The new building was opened in October 1882.
  The masonry work was carried out by A Galbraith & Co of Glasgow and joiner work by Hunter & Sinclair of Glasgow.  Plumbing work - Peter Bell & Co, glazier work - T Britton, plaster work – James McCreadie, slaters - David Phillips & Sons and upholsterers - Robert Blair & Sons, all Greenock tradesmen.

At the side is the church hall which was added in 1933 by local architect Alexander Stewart McGregor.

The minister at this time was the Rev James Brown Thomson (1850-1910) born in Penpont, Dumfries and who lived at Bentinck Street in Greenock.

In 1929 due to church mergers, it became Greenbank Church of Scotland.  In 1955 the congregation united with St Mark's Church on Ardgowan Street and used that building.  They became St Mark's Greenbank Church.  In 1987 it united with the Old Kirk on Nelson Street and that became St Luke's Church of Scotland (now known as Westburn Parish Church).

When the building was vacant after the 1955 church union it became the Greenbank Institute for the Deaf.

Latterly the building was used by the Elim Church.

Unfortunately, it now lies empty.
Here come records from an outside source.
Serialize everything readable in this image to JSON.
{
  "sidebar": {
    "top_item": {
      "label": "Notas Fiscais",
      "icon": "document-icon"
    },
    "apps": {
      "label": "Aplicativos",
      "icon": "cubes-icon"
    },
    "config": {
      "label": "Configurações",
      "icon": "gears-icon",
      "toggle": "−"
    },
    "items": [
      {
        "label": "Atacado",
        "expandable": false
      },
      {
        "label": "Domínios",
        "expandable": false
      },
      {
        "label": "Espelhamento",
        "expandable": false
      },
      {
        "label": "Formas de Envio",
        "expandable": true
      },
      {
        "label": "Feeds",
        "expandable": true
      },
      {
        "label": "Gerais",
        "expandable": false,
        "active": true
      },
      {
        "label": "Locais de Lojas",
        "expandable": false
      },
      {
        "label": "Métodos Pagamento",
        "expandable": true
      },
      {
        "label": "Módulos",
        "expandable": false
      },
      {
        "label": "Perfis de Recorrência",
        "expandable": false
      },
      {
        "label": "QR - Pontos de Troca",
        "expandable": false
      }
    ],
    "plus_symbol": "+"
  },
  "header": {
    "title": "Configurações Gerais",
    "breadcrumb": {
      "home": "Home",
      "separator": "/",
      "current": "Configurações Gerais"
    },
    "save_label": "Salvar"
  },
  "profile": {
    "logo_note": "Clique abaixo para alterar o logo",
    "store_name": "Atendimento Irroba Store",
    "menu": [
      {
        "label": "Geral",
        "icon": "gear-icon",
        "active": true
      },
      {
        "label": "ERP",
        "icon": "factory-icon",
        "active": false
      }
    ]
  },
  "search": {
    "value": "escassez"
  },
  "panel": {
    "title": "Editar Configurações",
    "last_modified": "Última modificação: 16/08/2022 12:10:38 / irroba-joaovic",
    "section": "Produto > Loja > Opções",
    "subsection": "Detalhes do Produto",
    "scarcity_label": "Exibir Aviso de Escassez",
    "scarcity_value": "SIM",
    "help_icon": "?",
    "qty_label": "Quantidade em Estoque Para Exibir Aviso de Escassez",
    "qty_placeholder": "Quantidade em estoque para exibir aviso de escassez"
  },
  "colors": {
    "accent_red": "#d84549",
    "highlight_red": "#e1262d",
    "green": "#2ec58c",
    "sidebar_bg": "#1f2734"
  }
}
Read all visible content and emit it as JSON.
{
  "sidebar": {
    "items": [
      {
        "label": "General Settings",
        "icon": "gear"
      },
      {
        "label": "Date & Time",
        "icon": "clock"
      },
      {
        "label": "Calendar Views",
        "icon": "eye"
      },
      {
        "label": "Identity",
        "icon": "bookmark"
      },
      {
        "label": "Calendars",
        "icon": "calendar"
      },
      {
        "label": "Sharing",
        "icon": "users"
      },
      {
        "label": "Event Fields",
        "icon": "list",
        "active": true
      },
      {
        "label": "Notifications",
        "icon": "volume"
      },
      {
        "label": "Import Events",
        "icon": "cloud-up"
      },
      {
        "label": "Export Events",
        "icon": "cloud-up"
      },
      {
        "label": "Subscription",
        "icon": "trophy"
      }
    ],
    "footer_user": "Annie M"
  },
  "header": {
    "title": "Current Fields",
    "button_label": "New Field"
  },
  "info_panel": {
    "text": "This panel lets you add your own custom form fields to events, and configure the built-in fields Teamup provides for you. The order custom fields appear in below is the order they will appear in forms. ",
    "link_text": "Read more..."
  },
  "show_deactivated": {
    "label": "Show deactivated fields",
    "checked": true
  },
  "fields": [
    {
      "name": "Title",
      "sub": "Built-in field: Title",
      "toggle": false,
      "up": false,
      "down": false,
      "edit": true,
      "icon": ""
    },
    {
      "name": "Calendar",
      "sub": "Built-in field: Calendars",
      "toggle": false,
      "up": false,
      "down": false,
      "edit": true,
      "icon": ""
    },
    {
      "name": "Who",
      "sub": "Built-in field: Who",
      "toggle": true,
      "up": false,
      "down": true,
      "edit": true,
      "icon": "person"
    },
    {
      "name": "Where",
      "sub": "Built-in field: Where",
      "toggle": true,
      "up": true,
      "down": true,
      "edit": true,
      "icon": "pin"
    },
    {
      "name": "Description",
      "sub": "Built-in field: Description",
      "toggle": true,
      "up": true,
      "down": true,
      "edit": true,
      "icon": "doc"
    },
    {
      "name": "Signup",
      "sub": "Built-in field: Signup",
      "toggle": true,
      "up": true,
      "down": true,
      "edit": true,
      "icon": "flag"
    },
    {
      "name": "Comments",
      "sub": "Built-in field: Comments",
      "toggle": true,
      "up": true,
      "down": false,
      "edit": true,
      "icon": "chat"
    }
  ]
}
Joining with InSPIREd Sunday.  Come on over to see lots more churches from around the world.